FAYETTEVILLE — Mardracus Wade was not in the starting lineup for the first time in 46 games during Arkansas’ 56-33 win against Vanderbilt last Saturday.

But that’s not what had the guard puzzled after the game. It was the fact Arkansas coach Mike Anderson never motioned to the junior to come off the bench in the second half, calling it a “coach’s decision” to sit Wade after the break.

“I come in here and play with the same effort 110 percent,” Wade said Monday. “I play hard. I try to stay positive. I don’t know what Coach A had going that day or what was in his plans or what not, but he’s got to do what’s best for the team.”

Wade is hoping he’s back in Arkansas’ plans, though, when the Razorbacks (10-5, 1-1 in Southeastern Conference) return to the court against Auburn (8-7, 2-0 in SEC) on Wednesday night. The Memphis native was replaced in the starting lineup by Fred Gulley and scored three points in 12 minutes, but all of it came in the first half.

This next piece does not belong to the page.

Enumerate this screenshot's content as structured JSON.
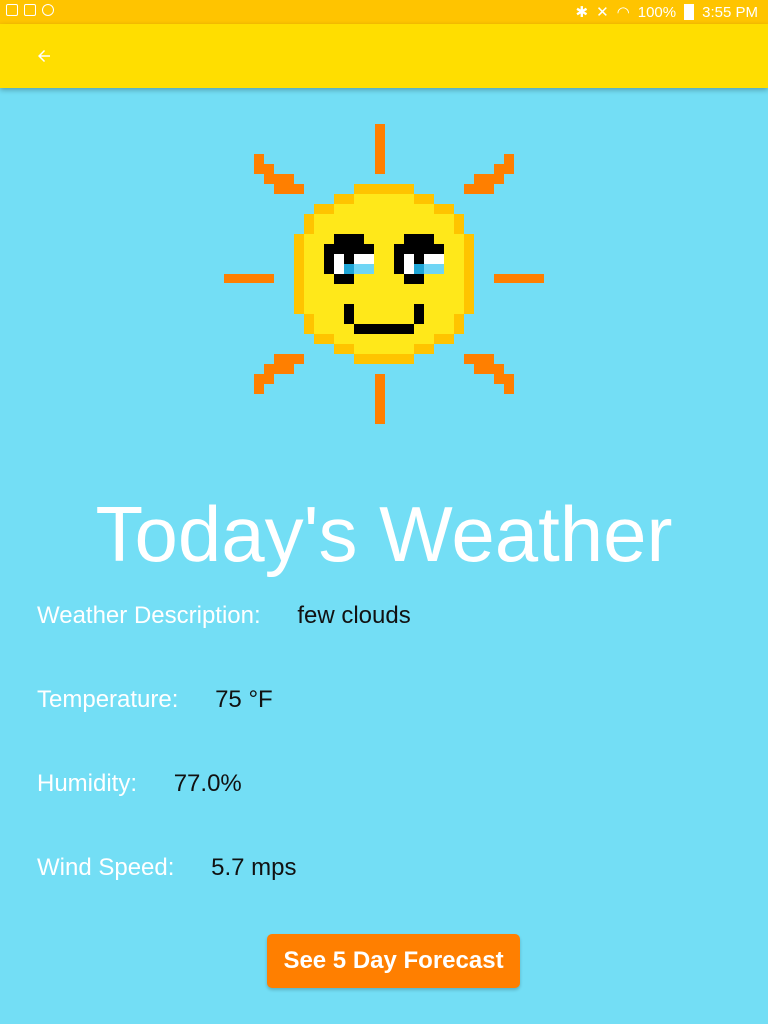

Anderson was asked more about his decision to sit Wade on Monday and said it was just one game.

But Anderson added that Wade does need to start “performing.”

“Bring some better practices that can take him into the game,” Anderson said. “I think basketball is a game of confidence. You’ve got to play with confidence.”

Wade, who is one of Arkansas’ better on-the-ball defenders, has struggled offensively throughout his junior season.

He was Arkansas’ second-leading scorer as a sophomore (10.8 points a game) and his average has dipped to 7.4 points in 15 games. His 3-point shooting percentage (32.5 percent) is well below his 2011-12 average (47.6 percent) as well.

Anderson hasn’t been openly critical about those offensive areas, though. He did point to Wade, specifically, when highlighting Arkansas’ rebounding woes in the Texas A&M loss. Wade didn’t grab a rebound in 24 minutes.

Wade went without a rebound in 12 minutes against the Commodores, too, and has one in his last 57 minutes on the floor.

“I think he can be one of the better defensive players in our league. I really, really do,” Anderson said. “And I think as he starts taking that to heart and doing some of the little things, then you’ll see him playing even more.”

Wade said he relished Arkansas’ third-straight win against the Commodores despite his view from the bench in the second half last Saturday. He also called it a good team victory after the disappointment at Texas A&M a few nights earlier.

But Wade’s feelings were evident after the game, when he vented some of his frustration via Twitter.

Wade was asked about the post Monday and said he pulled it down after getting a phone call. His disappointment in sitting remains, though, and Wade hoped to have the situation resolved by meeting with Anderson as early as Monday night.

“There’s a lot of stuff in my head right now,” Wade said Monday as he prepared for Arkansas’ first practice since the Vanderbilt win. “A lot of things we’ve got to talk about, hopefully, after practice or maybe (Tuesday) morning or whatever.”

Arkansas forward Marshawn Powell said the Razorbacks need Wade to play a big role if they plan to make a run in SEC play this season.

He chalked up his shooting woes to confidence issues, saying Wade will be one of the best players on the floor if he believes it. But Powell said it clearly hasn’t been the case so far this season, watching Wade look hesitant with the ball in his hands.

“I don’t know if he second-guesses himself, but he does a lot more pump-faking than he needs to,” Powell said. “I mean, I’m telling him during the game, just shoot the ball, let the ball go. If you miss it, you miss it. If you make it, we need it.

“Hopefully he’ll bring it.”

Wade said he’s planning on it against Auburn on Wednesday night.

He’s just hoping Anderson can be convinced he has earned the opportunity.

“There’s always something on his mind and there’s something on my mind,” Wade said. “Hopefully we can get things worked out and I can be out there pretty soon.”